WHAT NEEDS TO BE DONE:
Give the data again exactly as written, skipping any pictures.

GIVEN DATA:
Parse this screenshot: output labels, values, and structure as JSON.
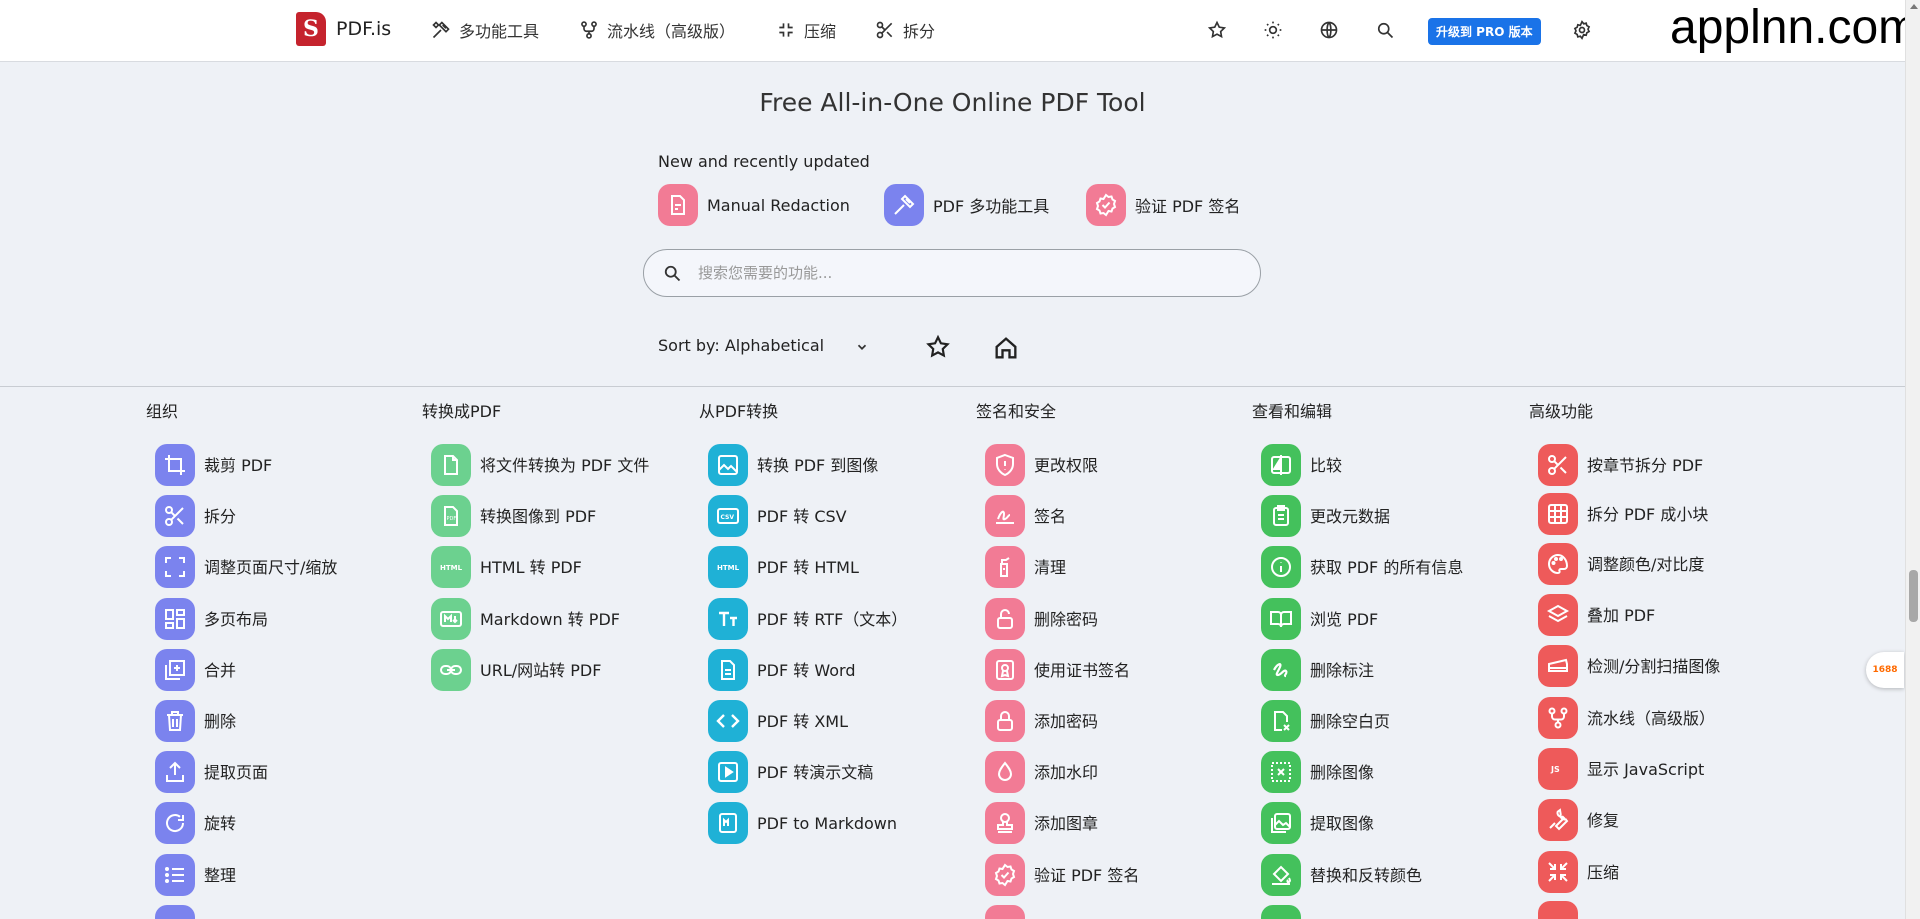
{
  "nav": {
    "brand": "PDF.is",
    "logo_letter": "S",
    "items": [
      {
        "label": "多功能工具",
        "icon": "tools-icon"
      },
      {
        "label": "流水线（高级版）",
        "icon": "pipeline-icon"
      },
      {
        "label": "压缩",
        "icon": "compress-icon"
      },
      {
        "label": "拆分",
        "icon": "scissors-icon"
      }
    ],
    "pro_button": "升级到 PRO 版本",
    "watermark": "applnn.com"
  },
  "hero": {
    "title": "Free All-in-One Online PDF Tool",
    "recent_label": "New and recently updated",
    "recent": [
      {
        "label": "Manual Redaction",
        "color": "#f27b95"
      },
      {
        "label": "PDF 多功能工具",
        "color": "#7b83ee"
      },
      {
        "label": "验证 PDF 签名",
        "color": "#f27b95"
      }
    ]
  },
  "search": {
    "placeholder": "搜索您需要的功能..."
  },
  "sort": {
    "label": "Sort by: Alphabetical"
  },
  "badge": {
    "label": "1688"
  },
  "colors": {
    "organize": "#7b83ee",
    "to_pdf": "#6cd18f",
    "from_pdf": "#1fb1d6",
    "security": "#f27b95",
    "edit": "#44c15c",
    "advanced": "#ee5a5a"
  },
  "columns": [
    {
      "title": "组织",
      "tools": [
        "裁剪 PDF",
        "拆分",
        "调整页面尺寸/缩放",
        "多页布局",
        "合并",
        "删除",
        "提取页面",
        "旋转",
        "整理"
      ]
    },
    {
      "title": "转换成PDF",
      "tools": [
        "将文件转换为 PDF 文件",
        "转换图像到 PDF",
        "HTML 转 PDF",
        "Markdown 转 PDF",
        "URL/网站转 PDF"
      ]
    },
    {
      "title": "从PDF转换",
      "tools": [
        "转换 PDF 到图像",
        "PDF 转 CSV",
        "PDF 转 HTML",
        "PDF 转 RTF（文本）",
        "PDF 转 Word",
        "PDF 转 XML",
        "PDF 转演示文稿",
        "PDF to Markdown"
      ]
    },
    {
      "title": "签名和安全",
      "tools": [
        "更改权限",
        "签名",
        "清理",
        "删除密码",
        "使用证书签名",
        "添加密码",
        "添加水印",
        "添加图章",
        "验证 PDF 签名"
      ]
    },
    {
      "title": "查看和编辑",
      "tools": [
        "比较",
        "更改元数据",
        "获取 PDF 的所有信息",
        "浏览 PDF",
        "删除标注",
        "删除空白页",
        "删除图像",
        "提取图像",
        "替换和反转颜色"
      ]
    },
    {
      "title": "高级功能",
      "tools": [
        "按章节拆分 PDF",
        "拆分 PDF 成小块",
        "调整颜色/对比度",
        "叠加 PDF",
        "检测/分割扫描图像",
        "流水线（高级版）",
        "显示 JavaScript",
        "修复",
        "压缩"
      ]
    }
  ]
}
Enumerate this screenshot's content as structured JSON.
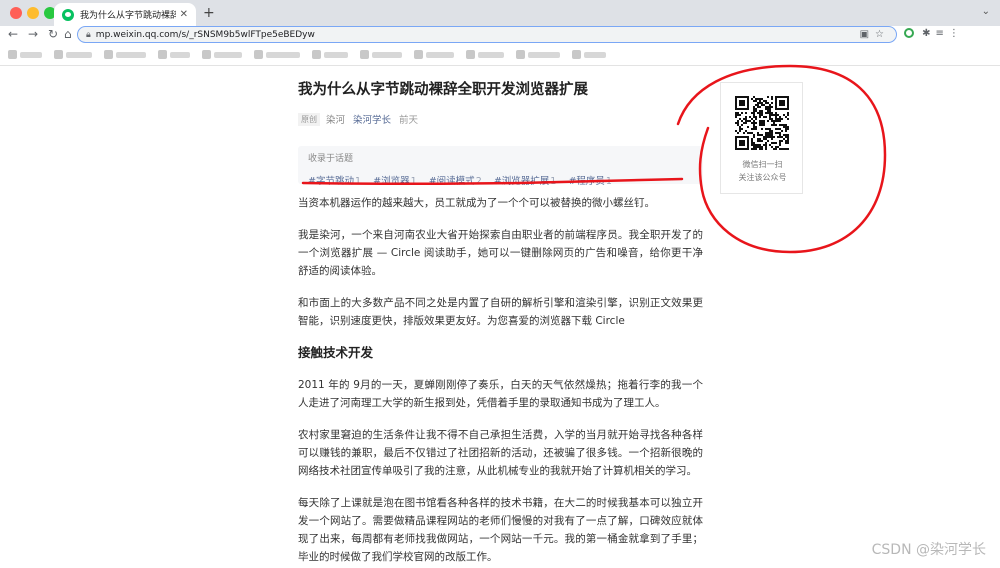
{
  "browser": {
    "tab_title": "我为什么从字节跳动裸辞全职开发...",
    "tab_close": "✕",
    "new_tab": "+",
    "url": "mp.weixin.qq.com/s/_rSNSM9b5wlFTpe5eBEDyw"
  },
  "article": {
    "title": "我为什么从字节跳动裸辞全职开发浏览器扩展",
    "original_badge": "原创",
    "author": "染河",
    "account": "染河学长",
    "date": "前天",
    "topics_label": "收录于话题",
    "topics": [
      {
        "name": "#字节跳动",
        "count": "1"
      },
      {
        "name": "#浏览器",
        "count": "1"
      },
      {
        "name": "#阅读模式",
        "count": "2"
      },
      {
        "name": "#浏览器扩展",
        "count": "1"
      },
      {
        "name": "#程序员",
        "count": "1"
      }
    ],
    "p1": "当资本机器运作的越来越大，员工就成为了一个个可以被替换的微小螺丝钉。",
    "p2": "我是染河，一个来自河南农业大省开始探索自由职业者的前端程序员。我全职开发了的一个浏览器扩展 — Circle 阅读助手，她可以一键删除网页的广告和噪音，给你更干净舒适的阅读体验。",
    "p3": "和市面上的大多数产品不同之处是内置了自研的解析引擎和渲染引擎，识别正文效果更智能，识别速度更快，排版效果更友好。为您喜爱的浏览器下载 Circle",
    "h2": "接触技术开发",
    "p4": "2011 年的 9月的一天，夏蝉刚刚停了奏乐，白天的天气依然燥热；拖着行李的我一个人走进了河南理工大学的新生报到处，凭借着手里的录取通知书成为了理工人。",
    "p5": "农村家里窘迫的生活条件让我不得不自己承担生活费，入学的当月就开始寻找各种各样可以赚钱的兼职，最后不仅错过了社团招新的活动，还被骗了很多钱。一个招新很晚的网络技术社团宣传单吸引了我的注意，从此机械专业的我就开始了计算机相关的学习。",
    "p6": "每天除了上课就是泡在图书馆看各种各样的技术书籍，在大二的时候我基本可以独立开发一个网站了。需要做精品课程网站的老师们慢慢的对我有了一点了解，口碑效应就体现了出来，每周都有老师找我做网站，一个网站一千元。我的第一桶金就拿到了手里；毕业的时候做了我们学校官网的改版工作。"
  },
  "qr_card": {
    "line1": "微信扫一扫",
    "line2": "关注该公众号"
  },
  "watermark": "CSDN @染河学长",
  "colors": {
    "link": "#576b95",
    "annotation": "#e8151b",
    "tab_strip": "#dee1e6"
  }
}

WRITTEN ANSWER:
Parse this screenshot: output labels, values, and structure as JSON.
{
  "nav": {
    "brand": "PDF.is",
    "logo_letter": "S",
    "items": [
      {
        "label": "多功能工具",
        "icon": "tools-icon"
      },
      {
        "label": "流水线（高级版）",
        "icon": "pipeline-icon"
      },
      {
        "label": "压缩",
        "icon": "compress-icon"
      },
      {
        "label": "拆分",
        "icon": "scissors-icon"
      }
    ],
    "pro_button": "升级到 PRO 版本",
    "watermark": "applnn.com"
  },
  "hero": {
    "title": "Free All-in-One Online PDF Tool",
    "recent_label": "New and recently updated",
    "recent": [
      {
        "label": "Manual Redaction",
        "color": "#f27b95"
      },
      {
        "label": "PDF 多功能工具",
        "color": "#7b83ee"
      },
      {
        "label": "验证 PDF 签名",
        "color": "#f27b95"
      }
    ]
  },
  "search": {
    "placeholder": "搜索您需要的功能..."
  },
  "sort": {
    "label": "Sort by: Alphabetical"
  },
  "badge": {
    "label": "1688"
  },
  "colors": {
    "organize": "#7b83ee",
    "to_pdf": "#6cd18f",
    "from_pdf": "#1fb1d6",
    "security": "#f27b95",
    "edit": "#44c15c",
    "advanced": "#ee5a5a"
  },
  "columns": [
    {
      "title": "组织",
      "tools": [
        "裁剪 PDF",
        "拆分",
        "调整页面尺寸/缩放",
        "多页布局",
        "合并",
        "删除",
        "提取页面",
        "旋转",
        "整理"
      ]
    },
    {
      "title": "转换成PDF",
      "tools": [
        "将文件转换为 PDF 文件",
        "转换图像到 PDF",
        "HTML 转 PDF",
        "Markdown 转 PDF",
        "URL/网站转 PDF"
      ]
    },
    {
      "title": "从PDF转换",
      "tools": [
        "转换 PDF 到图像",
        "PDF 转 CSV",
        "PDF 转 HTML",
        "PDF 转 RTF（文本）",
        "PDF 转 Word",
        "PDF 转 XML",
        "PDF 转演示文稿",
        "PDF to Markdown"
      ]
    },
    {
      "title": "签名和安全",
      "tools": [
        "更改权限",
        "签名",
        "清理",
        "删除密码",
        "使用证书签名",
        "添加密码",
        "添加水印",
        "添加图章",
        "验证 PDF 签名"
      ]
    },
    {
      "title": "查看和编辑",
      "tools": [
        "比较",
        "更改元数据",
        "获取 PDF 的所有信息",
        "浏览 PDF",
        "删除标注",
        "删除空白页",
        "删除图像",
        "提取图像",
        "替换和反转颜色"
      ]
    },
    {
      "title": "高级功能",
      "tools": [
        "按章节拆分 PDF",
        "拆分 PDF 成小块",
        "调整颜色/对比度",
        "叠加 PDF",
        "检测/分割扫描图像",
        "流水线（高级版）",
        "显示 JavaScript",
        "修复",
        "压缩"
      ]
    }
  ]
}
Enumerate this screenshot's content as structured JSON.
{
  "browser": {
    "tab_title": "我为什么从字节跳动裸辞全职开发...",
    "tab_close": "✕",
    "new_tab": "+",
    "url": "mp.weixin.qq.com/s/_rSNSM9b5wlFTpe5eBEDyw"
  },
  "article": {
    "title": "我为什么从字节跳动裸辞全职开发浏览器扩展",
    "original_badge": "原创",
    "author": "染河",
    "account": "染河学长",
    "date": "前天",
    "topics_label": "收录于话题",
    "topics": [
      {
        "name": "#字节跳动",
        "count": "1"
      },
      {
        "name": "#浏览器",
        "count": "1"
      },
      {
        "name": "#阅读模式",
        "count": "2"
      },
      {
        "name": "#浏览器扩展",
        "count": "1"
      },
      {
        "name": "#程序员",
        "count": "1"
      }
    ],
    "p1": "当资本机器运作的越来越大，员工就成为了一个个可以被替换的微小螺丝钉。",
    "p2": "我是染河，一个来自河南农业大省开始探索自由职业者的前端程序员。我全职开发了的一个浏览器扩展 — Circle 阅读助手，她可以一键删除网页的广告和噪音，给你更干净舒适的阅读体验。",
    "p3": "和市面上的大多数产品不同之处是内置了自研的解析引擎和渲染引擎，识别正文效果更智能，识别速度更快，排版效果更友好。为您喜爱的浏览器下载 Circle",
    "h2": "接触技术开发",
    "p4": "2011 年的 9月的一天，夏蝉刚刚停了奏乐，白天的天气依然燥热；拖着行李的我一个人走进了河南理工大学的新生报到处，凭借着手里的录取通知书成为了理工人。",
    "p5": "农村家里窘迫的生活条件让我不得不自己承担生活费，入学的当月就开始寻找各种各样可以赚钱的兼职，最后不仅错过了社团招新的活动，还被骗了很多钱。一个招新很晚的网络技术社团宣传单吸引了我的注意，从此机械专业的我就开始了计算机相关的学习。",
    "p6": "每天除了上课就是泡在图书馆看各种各样的技术书籍，在大二的时候我基本可以独立开发一个网站了。需要做精品课程网站的老师们慢慢的对我有了一点了解，口碑效应就体现了出来，每周都有老师找我做网站，一个网站一千元。我的第一桶金就拿到了手里；毕业的时候做了我们学校官网的改版工作。"
  },
  "qr_card": {
    "line1": "微信扫一扫",
    "line2": "关注该公众号"
  },
  "watermark": "CSDN @染河学长",
  "colors": {
    "link": "#576b95",
    "annotation": "#e8151b",
    "tab_strip": "#dee1e6"
  }
}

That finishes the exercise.